Contest rules prohibited former winners from entering again, so after winning that contest, his interests over the years moved on to building real hot rods, and going drag racing. Augie applied his skills as a craftsman to working on guns, model trains, cars, boats, and tanks—he loved all things miniature. Eventually, Augie found a job with Orange Blossom Hobbies in Miami, which kept him close to the hobbies he loved. He remained there for 35 years as manager until his retirement.
In 1989, Augie was invited back to the National Model Championships in Salt Lake City, as a former winner and special guest. Augie’s return to the event inspired him to take up building model cars again. A change in the rules meant that he could also enter his own work again. However, having been 25 years since his first entry, the level of quality had risen so much that Augie knew his hand tools would no longer be sufficient to build a winner.
New Tools Lead to More Remarkable Models
In 1990, Augie’s wife bought him a Sherline lathe, and he began making machined parts. In 1991, he received a mill, and his entry in that year’s contest—a 1932 Ford Victoria hot rod—won both “Best of Show” and “People’s Choice” awards. In 1993, Augie built what he called, “the best car that never won a ‘Best of Show’ award,” and finished second at Salt Lake City (that car is pictured at the bottom of this page). Determined to build another winner, he went to work on a black ’33 Roadster. It won the 1997 National Championships “Best of Show” award.
In 1999, he came back with an even more detailed 1932-1/2 Ford Roadster, which won “Best in Class (hot rod),” “Best Engineered,” and “Best of Show.” It’s rare in any vocation to find someone whose national championship quality work spans over three decades, but Augie’s did. He took four “Best in Show” awards at the largest national show over a 35-year period. With typical modesty, he gave a lot of credit to his tools saying, “Without tools of this quality, I could not have won in the 1990’s.”
Augie only had two years of machine shop in high school, so everything he learned came from reading books, talking to other machinists, and just plain experience.
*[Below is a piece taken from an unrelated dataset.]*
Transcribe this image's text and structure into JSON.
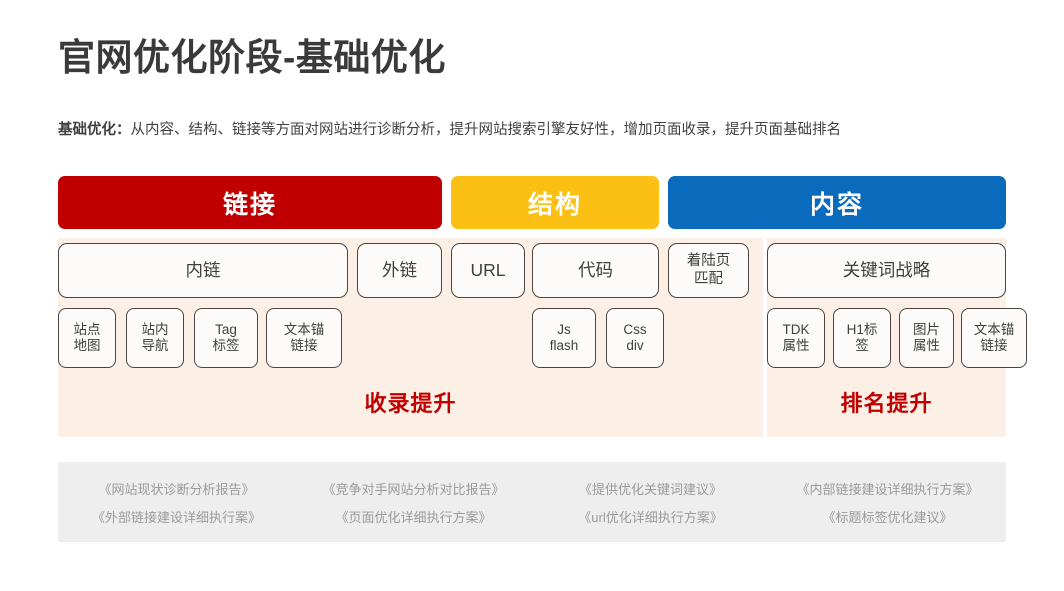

When he was younger, Augie built real hot rods, so he knew what went into a car. However, after his return to modeling, Augie preferred working on the 1/25th scale variety. He said, “Today I can make my ‘dream cars,’ and park them in my dining room.”
After his retirement, Augie spent some of his time attending shows that weren’t solely focused on model cars. He expanded his modeling to include boats, airplane engines, steam engines, bikes, and other small models. All of these models share his craftsman’s touch, and a level of perfection that goes down to the degree that magnification is needed to appreciate the smallest details.
Augie continued to take his modeling to new levels, and also to pass on what he’d learned to as many interested modelers as possible. Having spent months—even years—working on some of his prize-winning entries, Augie preferred taking on a greater number of smaller projects in retirement. These could be finished in a shorter span of time. During retirement, Augie worked on his models while also traveling the United States in his motorhome, with wife of 51 years, Carol. They attended model shows, and Augie gave seminars on modeling to pass on what he’d learned. It is with great sadness that we must announce that Augie Hiscano passed away suddenly in his home on April 21, 2005. His obituary can be found here.
Augie had just helped complete a new trophy, sponsored by Scale Nuts & Bolts, that was to be presented at the Salt Lake City Model Show for “Best Metal Work.” It would be called the “Augie.” The trophy contained a custom machined 1/25 scale metal wheel that Augie had produced. We hope his legacy of quality will continue to inspire new generations of modelers.
View more photos of Augie Hiscano’s award winning craftsmanship.